Since the beginning of the year, GM has recalled millions of vehicles due to defective ignition switches that could turn off while the vehicle was running. The resulting power shutdown could stop air bags from deploying during an accident. GM has linked the problem to about 13 deaths and over 30 crashes, though the Center for Auto Safety released a report in March 2014 estimating the potential deaths to number higher than 300.

Plaintiffs Seek Class-Action Status for GM Vehicle Owners

Andrews and her personal injury attorney filed the lawsuit on June 18, 2014, in Riverside, California. They seek class-action status for GM car and truck owners who leased or sold their vehicles between July 10, 2009 and April 1, 2014. If approved, the case would include an estimated 15 million car owners.

According to court documents, GM knew about the defects in their vehicles, but concealed that knowledge from consumers, leading to recalls of more than 20 million vehicles so far this year. All of these recalls, the plaintiffs claim, have hurt GM’s reputation, and caused late-model vehicles to lose up to $2,600 in resale value.

Andrews, a California resident, stated in the case that had she known about the defects in her 2010 Buick LaCross, she would have paid less for it, or avoided purchasing it. She added that the company’s conduct in dealing with the ignition switch defect has tarnished their vehicles, affecting consumer’s perceptions of what they are worth at resale.

The plaintiffs’ attorney has estimated the damages to be more than $10 billion.

Another Similar Lawsuit Filed in Texas

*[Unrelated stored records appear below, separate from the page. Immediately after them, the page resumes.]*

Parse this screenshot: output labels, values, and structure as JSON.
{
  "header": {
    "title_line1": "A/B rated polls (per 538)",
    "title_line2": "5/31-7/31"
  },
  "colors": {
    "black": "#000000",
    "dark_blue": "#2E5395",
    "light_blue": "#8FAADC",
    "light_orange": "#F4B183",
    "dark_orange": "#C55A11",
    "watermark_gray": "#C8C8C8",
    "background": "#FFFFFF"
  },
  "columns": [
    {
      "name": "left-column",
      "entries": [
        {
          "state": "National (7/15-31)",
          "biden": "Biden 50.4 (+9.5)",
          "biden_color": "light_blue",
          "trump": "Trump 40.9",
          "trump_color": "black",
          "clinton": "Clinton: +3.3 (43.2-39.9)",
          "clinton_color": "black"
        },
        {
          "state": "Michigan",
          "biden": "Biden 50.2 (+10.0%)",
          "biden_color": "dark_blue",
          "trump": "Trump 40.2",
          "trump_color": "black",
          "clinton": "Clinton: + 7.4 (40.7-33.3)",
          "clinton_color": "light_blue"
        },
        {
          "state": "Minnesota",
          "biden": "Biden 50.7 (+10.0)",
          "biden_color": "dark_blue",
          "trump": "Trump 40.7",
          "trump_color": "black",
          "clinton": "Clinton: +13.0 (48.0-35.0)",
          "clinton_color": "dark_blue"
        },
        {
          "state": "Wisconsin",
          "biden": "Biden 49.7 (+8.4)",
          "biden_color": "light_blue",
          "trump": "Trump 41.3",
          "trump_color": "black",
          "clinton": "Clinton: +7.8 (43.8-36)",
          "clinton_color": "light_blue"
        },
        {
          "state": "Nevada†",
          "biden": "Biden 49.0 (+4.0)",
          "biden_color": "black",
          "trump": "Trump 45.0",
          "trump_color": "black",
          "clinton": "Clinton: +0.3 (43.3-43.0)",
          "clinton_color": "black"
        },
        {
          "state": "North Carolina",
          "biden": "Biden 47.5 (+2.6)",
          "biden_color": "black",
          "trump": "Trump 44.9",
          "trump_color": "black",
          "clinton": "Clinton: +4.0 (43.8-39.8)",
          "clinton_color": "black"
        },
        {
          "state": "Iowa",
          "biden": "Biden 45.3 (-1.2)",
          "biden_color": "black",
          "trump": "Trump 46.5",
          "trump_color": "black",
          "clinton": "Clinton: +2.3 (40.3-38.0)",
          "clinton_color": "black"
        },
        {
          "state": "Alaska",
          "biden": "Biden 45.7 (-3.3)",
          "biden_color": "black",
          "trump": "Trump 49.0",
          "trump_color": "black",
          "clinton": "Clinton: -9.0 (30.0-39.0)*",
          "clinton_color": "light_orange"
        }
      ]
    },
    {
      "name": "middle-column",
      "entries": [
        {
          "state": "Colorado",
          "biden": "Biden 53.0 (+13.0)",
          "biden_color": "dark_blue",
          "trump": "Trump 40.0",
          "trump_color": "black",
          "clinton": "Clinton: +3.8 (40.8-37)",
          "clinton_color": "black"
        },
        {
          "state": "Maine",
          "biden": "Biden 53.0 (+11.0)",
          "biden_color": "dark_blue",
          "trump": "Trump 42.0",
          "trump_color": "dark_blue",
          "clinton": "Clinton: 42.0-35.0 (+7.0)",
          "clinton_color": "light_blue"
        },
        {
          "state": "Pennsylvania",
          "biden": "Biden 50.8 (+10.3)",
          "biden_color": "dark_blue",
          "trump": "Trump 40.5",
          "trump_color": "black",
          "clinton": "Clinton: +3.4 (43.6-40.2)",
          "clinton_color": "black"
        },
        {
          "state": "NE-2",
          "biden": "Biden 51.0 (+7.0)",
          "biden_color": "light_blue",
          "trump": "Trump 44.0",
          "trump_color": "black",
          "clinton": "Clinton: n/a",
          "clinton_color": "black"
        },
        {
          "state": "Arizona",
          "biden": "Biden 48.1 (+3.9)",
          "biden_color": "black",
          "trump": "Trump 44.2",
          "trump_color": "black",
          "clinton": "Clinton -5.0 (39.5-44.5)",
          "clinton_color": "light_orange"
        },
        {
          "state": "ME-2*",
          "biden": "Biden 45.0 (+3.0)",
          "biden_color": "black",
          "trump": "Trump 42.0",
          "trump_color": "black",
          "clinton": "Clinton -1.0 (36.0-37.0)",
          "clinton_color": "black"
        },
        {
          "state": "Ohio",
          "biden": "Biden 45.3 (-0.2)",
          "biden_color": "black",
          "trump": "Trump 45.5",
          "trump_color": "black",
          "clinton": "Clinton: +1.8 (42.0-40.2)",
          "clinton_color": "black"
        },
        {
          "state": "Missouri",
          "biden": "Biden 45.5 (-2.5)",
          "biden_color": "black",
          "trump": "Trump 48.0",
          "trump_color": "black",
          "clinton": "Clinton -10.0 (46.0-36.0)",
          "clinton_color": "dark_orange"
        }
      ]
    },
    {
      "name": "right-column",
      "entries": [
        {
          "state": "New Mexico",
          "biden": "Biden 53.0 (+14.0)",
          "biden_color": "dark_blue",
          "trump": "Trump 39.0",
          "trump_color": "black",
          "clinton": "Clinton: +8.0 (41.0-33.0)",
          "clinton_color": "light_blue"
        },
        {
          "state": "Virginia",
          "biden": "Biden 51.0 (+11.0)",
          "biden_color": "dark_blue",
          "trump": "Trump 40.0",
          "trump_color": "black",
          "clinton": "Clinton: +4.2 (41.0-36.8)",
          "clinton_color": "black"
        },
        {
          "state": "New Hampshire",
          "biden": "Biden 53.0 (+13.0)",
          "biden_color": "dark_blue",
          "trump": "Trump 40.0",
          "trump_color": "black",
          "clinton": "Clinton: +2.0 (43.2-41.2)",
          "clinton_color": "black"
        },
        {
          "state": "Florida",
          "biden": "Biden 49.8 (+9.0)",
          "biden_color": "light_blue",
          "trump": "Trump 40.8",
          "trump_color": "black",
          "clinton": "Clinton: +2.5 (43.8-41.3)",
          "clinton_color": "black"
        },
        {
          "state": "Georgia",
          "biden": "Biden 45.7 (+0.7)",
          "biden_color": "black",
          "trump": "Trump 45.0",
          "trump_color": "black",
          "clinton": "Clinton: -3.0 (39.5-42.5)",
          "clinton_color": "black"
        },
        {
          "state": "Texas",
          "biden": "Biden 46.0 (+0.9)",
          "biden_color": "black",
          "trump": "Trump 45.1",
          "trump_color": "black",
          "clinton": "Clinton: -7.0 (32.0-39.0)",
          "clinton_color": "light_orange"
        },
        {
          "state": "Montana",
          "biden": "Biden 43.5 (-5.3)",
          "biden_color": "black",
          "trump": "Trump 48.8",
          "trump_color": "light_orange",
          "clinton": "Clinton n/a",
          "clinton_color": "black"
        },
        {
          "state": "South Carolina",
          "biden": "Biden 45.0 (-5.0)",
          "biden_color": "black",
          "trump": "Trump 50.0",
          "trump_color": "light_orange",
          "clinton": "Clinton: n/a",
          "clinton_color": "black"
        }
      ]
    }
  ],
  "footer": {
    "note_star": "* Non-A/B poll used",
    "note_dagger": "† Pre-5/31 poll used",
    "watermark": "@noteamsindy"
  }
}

This isn’t the first lawsuit to be filed concerning the alleged diminished value of GM vehicles. In March 2014, for example, the Insurance Journal reported the company was named as defendants in a lawsuit filed in Texas on behalf of all vehicle owners affected by the recall. The plaintiffs seek $6-10 billion in damages, claiming the company should be held liable for concealing the defects in their vehicles and consequently causing a drop in value.

In February 2014, USA Today reported that GM knew as far back as 2004 that its Chevrolet Cobalt had a defective ignition switch, yet failed to take proper steps to protect public safety. They did create a new key cover to limit the number of additional items that could be added to the key ring (they believed weight to be a factor in causing the switch to move to the “off” position), and sent a technical service bulletin to dealers in 2005 advising them to install the cover if customers complained, but did not tell dealers to put it on new Cobalts before sale. They also failed to warn consumers about the potential problem with the switch, and didn’t recall the vehicles for a mandatory repair until this year.

GM faces a growing number of lawsuits concerning the ignition switch defects, as well as investigations by the Justice Department and the Transportation Department.